The eggs which have not been in the oven eight days they call (el tari) the fresh. I have eaten some of them after two or three days baking, and they were good. Towards the sixth or seventh day, they look at them before a light. If the egg appears opaque and obscure, it is inferred that the operation will succeed; on the contrary, if it is transparent and white, they conclude that the chicken will not be formed. The people who keep the oven eat these eggs or sell them. They have the appearance and taste of boiled eggs. Those which go on without fire after the eighth day they call good. Lastly, those which have continued more than twelve days in the cells they call !! (el mésku) which has taken; or that wherein the chicken is already formed. The cells where eggs are divided half below and half above, as they are placed after the fourteenth day, have their doors constantly stopped with great care. During the last days of the process the hole of the top of the vault is not only stopped with tow, but with a great deal of earth upon the tow. Four or five days before the end of the operation, the door in the upper stove being open, as well as the hole of the vault, the thermometer indicates 26°, the hole being stopped 271°, and the door being stopped 27°. Two days before the birth of the chicken, being all well stopped, the temperature reached to 28°, and the day before to 28°. At the moment that the chickens are coming to life the heat is 28°; and in the inferior stove, in which there are about a thousand recently born, 30°; an augmentation which proceeds no doubt from the animal heat of the young birds, since there is no fire in the room, nor has there been any in it for thirteen days.
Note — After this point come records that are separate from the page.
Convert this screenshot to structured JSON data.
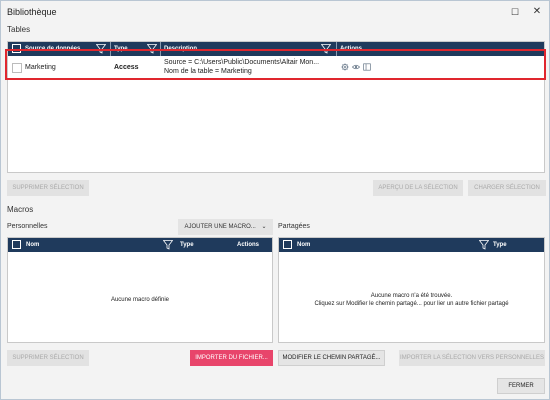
{
  "window": {
    "title": "Bibliothèque",
    "maximize_glyph": "☐",
    "close_glyph": "✕"
  },
  "tables": {
    "section_label": "Tables",
    "columns": {
      "source": "Source de données",
      "type": "Type",
      "description": "Description",
      "actions": "Actions"
    },
    "rows": [
      {
        "source": "Marketing",
        "type": "Access",
        "description_line1": "Source = C:\\Users\\Public\\Documents\\Altair Mon...",
        "description_line2": "Nom de la table = Marketing",
        "action_icons": [
          "gear-icon",
          "eye-icon",
          "panel-icon"
        ]
      }
    ],
    "buttons": {
      "delete_selection": "Supprimer sélection",
      "preview_selection": "Aperçu de la sélection",
      "load_selection": "Charger sélection"
    }
  },
  "macros": {
    "section_label": "Macros",
    "personal": {
      "label": "Personnelles",
      "add_macro": "Ajouter une macro...",
      "columns": {
        "name": "Nom",
        "type": "Type",
        "actions": "Actions"
      },
      "empty": "Aucune macro définie",
      "delete_selection": "Supprimer sélection",
      "import_file": "Importer du fichier..."
    },
    "shared": {
      "label": "Partagées",
      "columns": {
        "name": "Nom",
        "type": "Type"
      },
      "empty_line1": "Aucune macro n'a été trouvée.",
      "empty_line2": "Cliquez sur Modifier le chemin partagé... pour lier un autre fichier partagé",
      "modify_path": "Modifier le chemin partagé...",
      "import_to_personal": "Importer la sélection vers personnelles"
    }
  },
  "footer": {
    "close": "Fermer"
  },
  "colors": {
    "header_bg": "#1f3a5c",
    "highlight": "#e0262e",
    "accent_pink": "#e8456b"
  }
}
It is also curious to observe that the temperature varied during the last few days; this probably is the effect of the animal heat which begins to develope itself in the inside of the eggs.
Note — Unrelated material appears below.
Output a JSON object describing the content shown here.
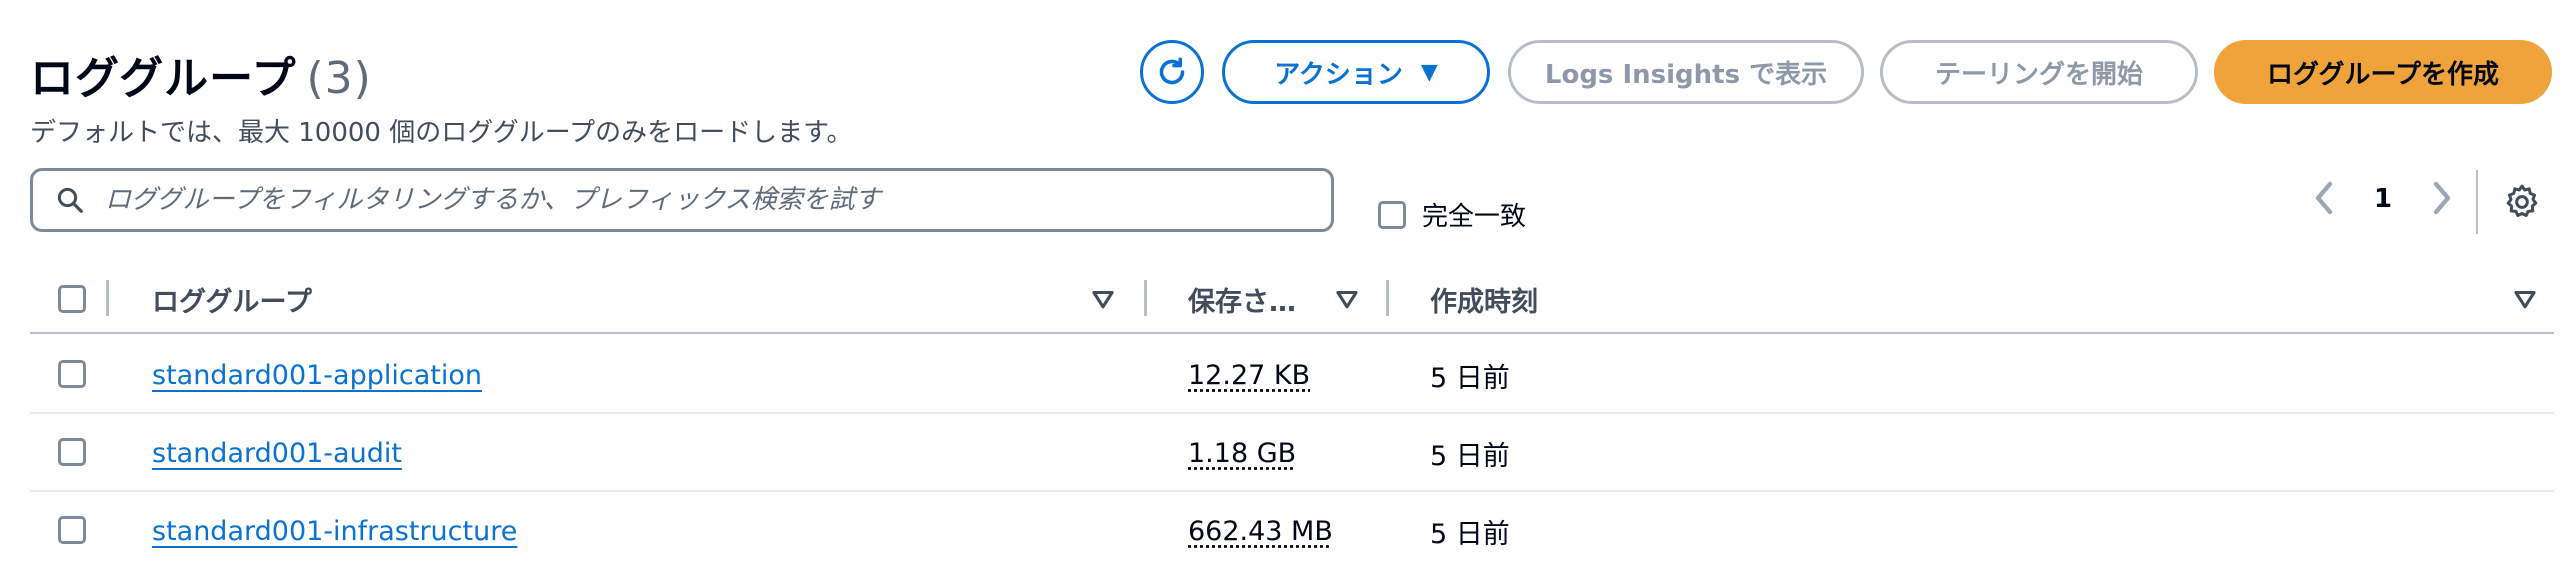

If we reconsider all the facts I have detailed, we shall see that the hatching of which we are speaking, consists only in applying to the egg equally and regularly during twenty-one complete days, a degree of heat which beginning with 33° or 34° of Reaumur, falls to 274° or 27°, and rises again to 28° or 29° with the help of the animal caloric, produced by nature in the process of hatching.
As soon as the chickens are born, the egg-shells are thrown away. The eggs of the inferior stove are carried to the upper, and the chicken to the inferior, which is reserved for them. These are treated with